      The representation above, created by the feminist art activist group the Guerrilla Girls, is a disruption of much more than the multitude of lounging, creamy-skinned women who line the walls of museums, silently offering come-hither looks. Not only does this image place a gorilla head on what should be Ingres’s beautiful grand odalisque, and not only was it displayed as posters on New York City busses, its use of words allows the concubine to speak, enacting a sarcastic challenge to the representation of women in the city’s Metropolitan Museum. It is disruptive precisely because those abilities of women to speak,...

    • 14 AFFORDING NEW MEDIA: Individuation, Imagination, and the Hope of Change
      (pp. 239-258)
      Kristie Fleckenstein

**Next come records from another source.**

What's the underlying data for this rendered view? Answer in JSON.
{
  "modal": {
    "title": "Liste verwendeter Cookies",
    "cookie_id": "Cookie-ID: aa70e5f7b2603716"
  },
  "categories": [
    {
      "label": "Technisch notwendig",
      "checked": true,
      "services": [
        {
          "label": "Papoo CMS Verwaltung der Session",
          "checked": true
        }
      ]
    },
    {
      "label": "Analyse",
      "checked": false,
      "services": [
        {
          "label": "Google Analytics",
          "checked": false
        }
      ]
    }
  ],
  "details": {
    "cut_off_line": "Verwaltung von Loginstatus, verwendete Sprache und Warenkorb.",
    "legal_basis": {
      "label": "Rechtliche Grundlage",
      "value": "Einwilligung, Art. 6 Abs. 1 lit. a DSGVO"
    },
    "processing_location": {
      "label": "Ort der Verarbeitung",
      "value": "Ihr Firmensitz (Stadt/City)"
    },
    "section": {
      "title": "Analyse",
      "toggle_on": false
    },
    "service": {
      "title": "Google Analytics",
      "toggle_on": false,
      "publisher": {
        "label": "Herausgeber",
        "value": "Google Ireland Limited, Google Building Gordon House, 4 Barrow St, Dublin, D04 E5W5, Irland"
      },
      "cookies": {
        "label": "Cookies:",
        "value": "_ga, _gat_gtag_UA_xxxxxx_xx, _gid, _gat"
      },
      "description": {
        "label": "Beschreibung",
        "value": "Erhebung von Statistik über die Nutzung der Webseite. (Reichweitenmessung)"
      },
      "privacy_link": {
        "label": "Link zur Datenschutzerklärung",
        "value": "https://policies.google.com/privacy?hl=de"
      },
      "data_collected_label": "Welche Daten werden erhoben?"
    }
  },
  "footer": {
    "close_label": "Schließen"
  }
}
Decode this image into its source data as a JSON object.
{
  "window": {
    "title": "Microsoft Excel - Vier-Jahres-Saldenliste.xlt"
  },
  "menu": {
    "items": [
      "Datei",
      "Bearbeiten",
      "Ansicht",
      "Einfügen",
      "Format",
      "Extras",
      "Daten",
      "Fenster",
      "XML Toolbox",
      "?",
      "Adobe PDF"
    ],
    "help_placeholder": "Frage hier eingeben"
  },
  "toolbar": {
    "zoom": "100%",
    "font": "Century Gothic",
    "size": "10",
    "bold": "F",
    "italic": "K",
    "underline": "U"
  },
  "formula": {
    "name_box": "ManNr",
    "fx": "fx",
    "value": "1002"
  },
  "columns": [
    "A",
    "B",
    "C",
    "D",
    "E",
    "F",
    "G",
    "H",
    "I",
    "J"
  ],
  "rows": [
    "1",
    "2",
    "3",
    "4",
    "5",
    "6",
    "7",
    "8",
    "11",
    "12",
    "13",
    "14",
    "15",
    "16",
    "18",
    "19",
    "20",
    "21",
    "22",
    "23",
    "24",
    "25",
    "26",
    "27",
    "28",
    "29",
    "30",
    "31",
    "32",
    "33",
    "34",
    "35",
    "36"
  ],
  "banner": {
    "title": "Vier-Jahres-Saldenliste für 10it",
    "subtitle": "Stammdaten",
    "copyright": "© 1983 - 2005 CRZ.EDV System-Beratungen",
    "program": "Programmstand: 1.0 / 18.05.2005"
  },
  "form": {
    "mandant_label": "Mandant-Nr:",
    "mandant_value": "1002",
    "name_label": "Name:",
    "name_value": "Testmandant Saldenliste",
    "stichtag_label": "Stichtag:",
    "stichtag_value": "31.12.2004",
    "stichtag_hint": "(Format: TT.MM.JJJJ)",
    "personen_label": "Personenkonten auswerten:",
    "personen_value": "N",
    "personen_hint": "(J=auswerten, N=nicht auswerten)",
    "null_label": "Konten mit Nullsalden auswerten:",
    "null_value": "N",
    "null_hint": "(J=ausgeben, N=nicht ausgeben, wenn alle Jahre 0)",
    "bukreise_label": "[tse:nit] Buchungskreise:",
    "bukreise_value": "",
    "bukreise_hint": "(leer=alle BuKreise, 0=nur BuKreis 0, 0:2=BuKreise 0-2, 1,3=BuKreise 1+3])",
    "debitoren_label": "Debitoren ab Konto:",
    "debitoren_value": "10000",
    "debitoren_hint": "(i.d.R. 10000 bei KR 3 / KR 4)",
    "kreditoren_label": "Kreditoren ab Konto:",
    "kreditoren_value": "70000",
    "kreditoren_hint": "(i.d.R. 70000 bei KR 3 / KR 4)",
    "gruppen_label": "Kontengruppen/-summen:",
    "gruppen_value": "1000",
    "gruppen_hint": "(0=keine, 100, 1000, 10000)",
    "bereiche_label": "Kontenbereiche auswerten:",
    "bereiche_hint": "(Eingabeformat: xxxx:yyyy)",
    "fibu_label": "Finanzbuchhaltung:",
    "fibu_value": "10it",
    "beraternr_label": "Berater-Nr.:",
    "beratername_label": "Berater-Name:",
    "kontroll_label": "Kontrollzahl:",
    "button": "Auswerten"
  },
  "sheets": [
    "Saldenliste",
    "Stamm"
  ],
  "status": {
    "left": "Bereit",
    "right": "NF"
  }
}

      On a dark stage, postindustrial music characterized by screeching electronic feedback loops and assorted noises fractures the silence. The skree of a computer connecting via modem to the internet complements the dissonant pulse of sounds. Then, an LED display, situated above the stage but still a part of the set, breaks the darkness, locating the play and the audience virtually. It flashes: “Welcome to Trangress O Yes. Com . . . that’s www. TOY. com! Real*Live* Bodies* Make* Art *4 * U!” In the midst of the cacophonous sounds and disorienting visuals, two actors emerge from the wings, responding to...

    • ACTIVITIES for PART 2
      (pp. 259-268)

      Following are activities that ask students to consider how they are embodied through—shaped by and shaping—relations that media encourage. Through articulating subject positions encouraged by different media and the activist possibilities of and for media, these activities ask students to take a mindful position in the media landscape.

      Growing out of issues of ethnicity, gender, and sexuality raised in “It’s My Revolution” and “Drawn Together,” this assignment asks students to consider how they identify themselves and then to examine online representations for these subject positions.

      Explore popular representations of various subject positions.

      Interrogate the usefulness of particular categories...

  7. WORKS CITED
    (pp. 269-278)
  8. INDEX
    (pp. 279-290)
  9. ABOUT THE AUTHORS
    (pp. 291-293)